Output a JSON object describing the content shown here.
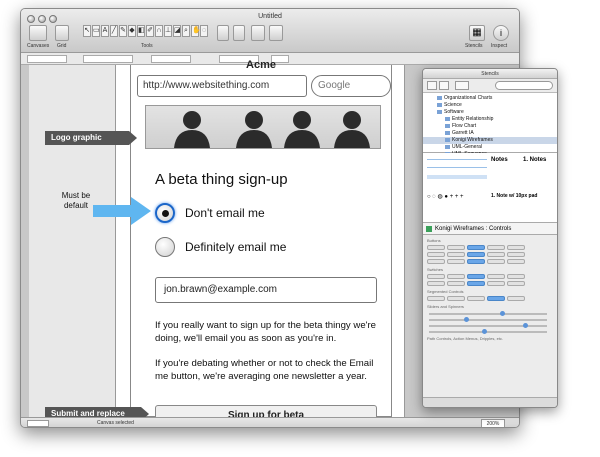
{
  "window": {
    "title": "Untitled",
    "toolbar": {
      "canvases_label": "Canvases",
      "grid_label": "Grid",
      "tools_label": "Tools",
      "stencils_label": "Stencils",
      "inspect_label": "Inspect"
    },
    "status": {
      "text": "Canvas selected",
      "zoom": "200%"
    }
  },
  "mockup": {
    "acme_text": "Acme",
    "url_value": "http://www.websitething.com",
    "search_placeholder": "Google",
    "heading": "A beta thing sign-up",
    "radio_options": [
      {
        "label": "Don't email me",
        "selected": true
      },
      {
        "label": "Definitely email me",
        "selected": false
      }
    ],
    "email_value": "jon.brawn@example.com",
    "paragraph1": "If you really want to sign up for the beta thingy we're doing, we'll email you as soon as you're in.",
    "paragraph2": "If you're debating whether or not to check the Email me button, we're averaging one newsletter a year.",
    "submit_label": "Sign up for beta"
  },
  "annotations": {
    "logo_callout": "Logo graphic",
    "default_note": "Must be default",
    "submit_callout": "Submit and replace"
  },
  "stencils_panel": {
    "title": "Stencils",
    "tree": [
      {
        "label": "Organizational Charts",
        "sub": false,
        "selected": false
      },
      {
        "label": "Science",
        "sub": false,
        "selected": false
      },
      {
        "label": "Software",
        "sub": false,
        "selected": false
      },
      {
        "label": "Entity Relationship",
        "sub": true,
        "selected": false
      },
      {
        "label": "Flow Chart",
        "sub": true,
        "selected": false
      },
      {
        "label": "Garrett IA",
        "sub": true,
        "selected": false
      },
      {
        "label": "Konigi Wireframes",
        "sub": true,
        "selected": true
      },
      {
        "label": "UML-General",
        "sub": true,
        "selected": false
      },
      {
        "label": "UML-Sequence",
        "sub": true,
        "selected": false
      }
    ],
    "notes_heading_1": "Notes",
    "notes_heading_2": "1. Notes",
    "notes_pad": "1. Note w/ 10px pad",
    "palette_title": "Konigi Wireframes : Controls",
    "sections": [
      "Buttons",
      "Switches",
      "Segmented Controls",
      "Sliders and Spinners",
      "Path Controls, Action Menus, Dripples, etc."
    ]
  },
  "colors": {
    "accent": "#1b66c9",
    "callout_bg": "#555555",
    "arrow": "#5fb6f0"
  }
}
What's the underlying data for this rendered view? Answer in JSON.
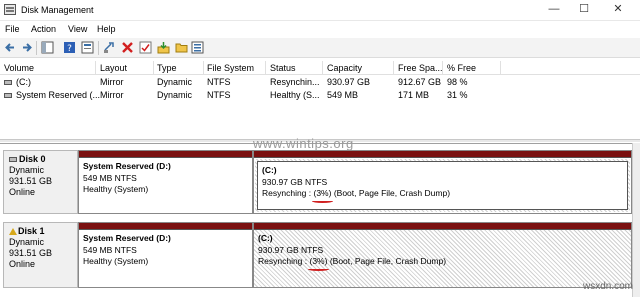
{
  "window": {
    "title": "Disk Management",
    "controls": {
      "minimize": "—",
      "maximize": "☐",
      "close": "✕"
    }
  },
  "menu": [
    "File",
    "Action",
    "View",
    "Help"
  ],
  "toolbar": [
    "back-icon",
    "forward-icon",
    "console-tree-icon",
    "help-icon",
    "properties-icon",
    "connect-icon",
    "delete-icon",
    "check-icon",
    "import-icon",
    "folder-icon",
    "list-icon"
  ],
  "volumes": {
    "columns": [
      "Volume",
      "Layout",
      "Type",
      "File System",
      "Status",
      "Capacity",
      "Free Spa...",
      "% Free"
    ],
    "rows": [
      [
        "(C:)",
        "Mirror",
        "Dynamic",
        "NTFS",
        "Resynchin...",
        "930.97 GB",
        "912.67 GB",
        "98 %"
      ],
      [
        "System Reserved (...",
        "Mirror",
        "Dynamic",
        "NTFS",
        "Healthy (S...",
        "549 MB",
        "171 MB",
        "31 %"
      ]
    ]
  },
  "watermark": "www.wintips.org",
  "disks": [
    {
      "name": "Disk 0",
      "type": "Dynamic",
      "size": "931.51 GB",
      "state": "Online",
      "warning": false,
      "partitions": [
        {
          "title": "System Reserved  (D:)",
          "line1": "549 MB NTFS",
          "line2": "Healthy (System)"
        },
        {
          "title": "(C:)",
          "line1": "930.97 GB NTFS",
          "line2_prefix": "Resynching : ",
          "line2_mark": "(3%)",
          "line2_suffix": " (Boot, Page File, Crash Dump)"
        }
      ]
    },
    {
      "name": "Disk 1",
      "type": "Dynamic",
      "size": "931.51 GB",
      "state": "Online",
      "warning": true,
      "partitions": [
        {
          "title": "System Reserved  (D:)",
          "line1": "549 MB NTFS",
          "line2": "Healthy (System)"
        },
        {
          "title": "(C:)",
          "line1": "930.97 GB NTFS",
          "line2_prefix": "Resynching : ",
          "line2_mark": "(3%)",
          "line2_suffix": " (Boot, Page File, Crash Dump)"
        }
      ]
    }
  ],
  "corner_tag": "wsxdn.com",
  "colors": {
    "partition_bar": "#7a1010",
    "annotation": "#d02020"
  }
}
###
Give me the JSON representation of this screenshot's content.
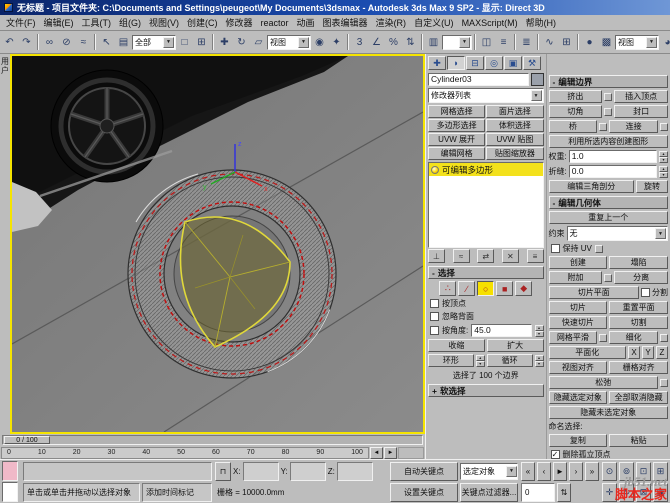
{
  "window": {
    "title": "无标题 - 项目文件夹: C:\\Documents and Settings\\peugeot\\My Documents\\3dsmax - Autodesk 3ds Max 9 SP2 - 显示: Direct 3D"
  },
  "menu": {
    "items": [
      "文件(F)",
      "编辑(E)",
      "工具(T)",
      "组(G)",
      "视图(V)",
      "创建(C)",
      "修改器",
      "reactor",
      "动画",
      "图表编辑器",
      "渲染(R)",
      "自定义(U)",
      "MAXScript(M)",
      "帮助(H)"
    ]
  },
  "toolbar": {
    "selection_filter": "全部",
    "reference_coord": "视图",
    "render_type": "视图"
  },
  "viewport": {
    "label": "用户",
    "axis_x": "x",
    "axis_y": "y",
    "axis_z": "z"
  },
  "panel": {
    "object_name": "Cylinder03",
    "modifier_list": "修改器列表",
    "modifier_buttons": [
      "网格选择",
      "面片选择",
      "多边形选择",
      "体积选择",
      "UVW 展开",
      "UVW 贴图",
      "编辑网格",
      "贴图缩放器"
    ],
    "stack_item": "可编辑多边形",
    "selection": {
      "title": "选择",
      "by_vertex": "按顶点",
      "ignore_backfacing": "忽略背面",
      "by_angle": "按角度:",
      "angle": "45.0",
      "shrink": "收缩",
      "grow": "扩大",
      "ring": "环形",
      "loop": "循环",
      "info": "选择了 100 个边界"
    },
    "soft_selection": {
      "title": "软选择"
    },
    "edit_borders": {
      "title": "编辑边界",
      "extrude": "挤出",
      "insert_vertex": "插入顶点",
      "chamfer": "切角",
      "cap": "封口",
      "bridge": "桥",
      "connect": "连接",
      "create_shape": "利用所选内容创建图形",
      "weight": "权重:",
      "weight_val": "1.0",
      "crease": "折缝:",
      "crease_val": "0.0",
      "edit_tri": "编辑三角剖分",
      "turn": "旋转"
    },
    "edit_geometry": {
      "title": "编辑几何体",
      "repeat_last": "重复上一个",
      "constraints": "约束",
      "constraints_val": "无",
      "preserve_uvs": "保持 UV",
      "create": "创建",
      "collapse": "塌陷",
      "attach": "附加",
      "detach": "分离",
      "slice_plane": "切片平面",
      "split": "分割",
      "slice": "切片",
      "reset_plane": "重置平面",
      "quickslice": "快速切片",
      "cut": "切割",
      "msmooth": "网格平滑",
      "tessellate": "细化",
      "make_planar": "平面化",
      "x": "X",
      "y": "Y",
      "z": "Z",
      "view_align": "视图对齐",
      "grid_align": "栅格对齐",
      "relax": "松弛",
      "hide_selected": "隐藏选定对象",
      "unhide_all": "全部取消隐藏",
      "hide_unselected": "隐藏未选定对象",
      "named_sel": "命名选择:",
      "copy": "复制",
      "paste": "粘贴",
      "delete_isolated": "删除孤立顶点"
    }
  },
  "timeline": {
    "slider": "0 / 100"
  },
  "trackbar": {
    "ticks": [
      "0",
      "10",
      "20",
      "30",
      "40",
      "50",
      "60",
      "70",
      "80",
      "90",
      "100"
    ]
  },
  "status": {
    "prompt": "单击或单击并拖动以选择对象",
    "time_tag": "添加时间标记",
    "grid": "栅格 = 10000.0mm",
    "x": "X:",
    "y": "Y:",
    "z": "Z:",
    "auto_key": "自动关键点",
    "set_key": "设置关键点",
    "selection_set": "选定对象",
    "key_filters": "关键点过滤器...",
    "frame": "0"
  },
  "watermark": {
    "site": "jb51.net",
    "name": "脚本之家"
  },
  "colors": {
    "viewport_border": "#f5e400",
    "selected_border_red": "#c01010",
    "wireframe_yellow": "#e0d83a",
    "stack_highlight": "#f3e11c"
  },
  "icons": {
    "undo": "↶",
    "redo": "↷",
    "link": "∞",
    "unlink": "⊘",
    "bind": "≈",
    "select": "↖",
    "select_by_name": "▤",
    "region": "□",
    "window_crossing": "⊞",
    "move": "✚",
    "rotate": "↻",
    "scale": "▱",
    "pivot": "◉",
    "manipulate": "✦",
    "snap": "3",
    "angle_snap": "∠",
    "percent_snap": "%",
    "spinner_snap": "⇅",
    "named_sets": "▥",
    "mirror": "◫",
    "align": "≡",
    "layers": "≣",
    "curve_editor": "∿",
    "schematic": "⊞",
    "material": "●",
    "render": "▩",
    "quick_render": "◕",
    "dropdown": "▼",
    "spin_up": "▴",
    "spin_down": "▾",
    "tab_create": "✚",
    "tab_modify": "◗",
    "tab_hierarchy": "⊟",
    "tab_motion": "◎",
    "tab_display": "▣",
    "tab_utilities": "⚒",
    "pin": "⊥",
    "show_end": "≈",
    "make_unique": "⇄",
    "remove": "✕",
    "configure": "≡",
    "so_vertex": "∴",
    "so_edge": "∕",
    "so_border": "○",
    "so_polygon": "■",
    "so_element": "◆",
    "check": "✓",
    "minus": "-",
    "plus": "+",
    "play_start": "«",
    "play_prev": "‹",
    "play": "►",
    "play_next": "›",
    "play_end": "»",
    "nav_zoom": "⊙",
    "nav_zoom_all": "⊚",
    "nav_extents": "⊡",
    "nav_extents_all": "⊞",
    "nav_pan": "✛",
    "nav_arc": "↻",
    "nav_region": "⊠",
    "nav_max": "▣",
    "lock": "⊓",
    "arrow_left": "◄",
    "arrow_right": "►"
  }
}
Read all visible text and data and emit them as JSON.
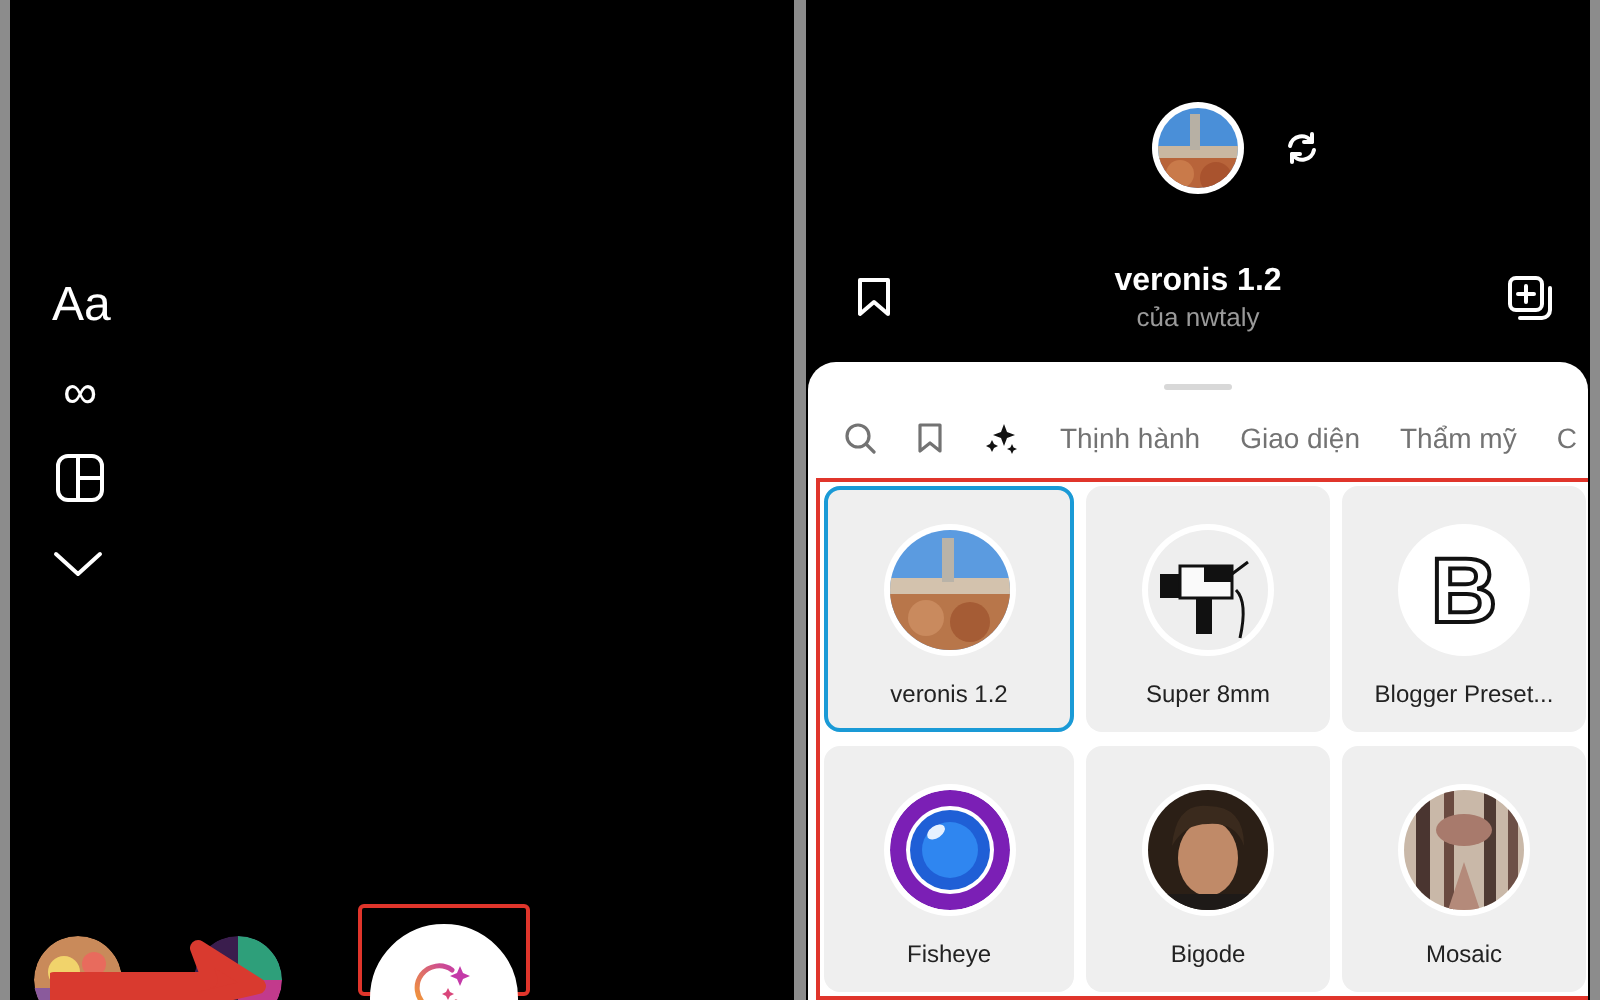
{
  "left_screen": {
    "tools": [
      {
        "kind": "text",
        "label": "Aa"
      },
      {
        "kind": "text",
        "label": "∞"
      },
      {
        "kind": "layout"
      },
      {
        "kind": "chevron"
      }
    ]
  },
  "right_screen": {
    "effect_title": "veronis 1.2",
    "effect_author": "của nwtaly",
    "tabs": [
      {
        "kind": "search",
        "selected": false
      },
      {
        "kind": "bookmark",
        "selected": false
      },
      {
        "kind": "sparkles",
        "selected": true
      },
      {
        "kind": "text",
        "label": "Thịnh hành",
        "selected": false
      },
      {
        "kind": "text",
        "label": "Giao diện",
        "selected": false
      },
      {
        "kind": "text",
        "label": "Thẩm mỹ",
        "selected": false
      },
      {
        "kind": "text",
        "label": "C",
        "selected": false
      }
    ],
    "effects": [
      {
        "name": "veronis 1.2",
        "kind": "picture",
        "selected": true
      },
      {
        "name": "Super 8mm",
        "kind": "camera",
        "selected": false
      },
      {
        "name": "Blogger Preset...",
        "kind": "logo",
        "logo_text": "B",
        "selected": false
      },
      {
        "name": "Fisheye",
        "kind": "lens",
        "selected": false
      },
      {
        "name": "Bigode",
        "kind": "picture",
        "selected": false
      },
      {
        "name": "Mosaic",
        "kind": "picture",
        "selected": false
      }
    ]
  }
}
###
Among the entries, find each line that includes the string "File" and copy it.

TASK ANSWER:
    "File",
      "File System",
          "line2_suffix": " (Boot, Page File, Crash Dump)"
          "line2_suffix": " (Boot, Page File, Crash Dump)"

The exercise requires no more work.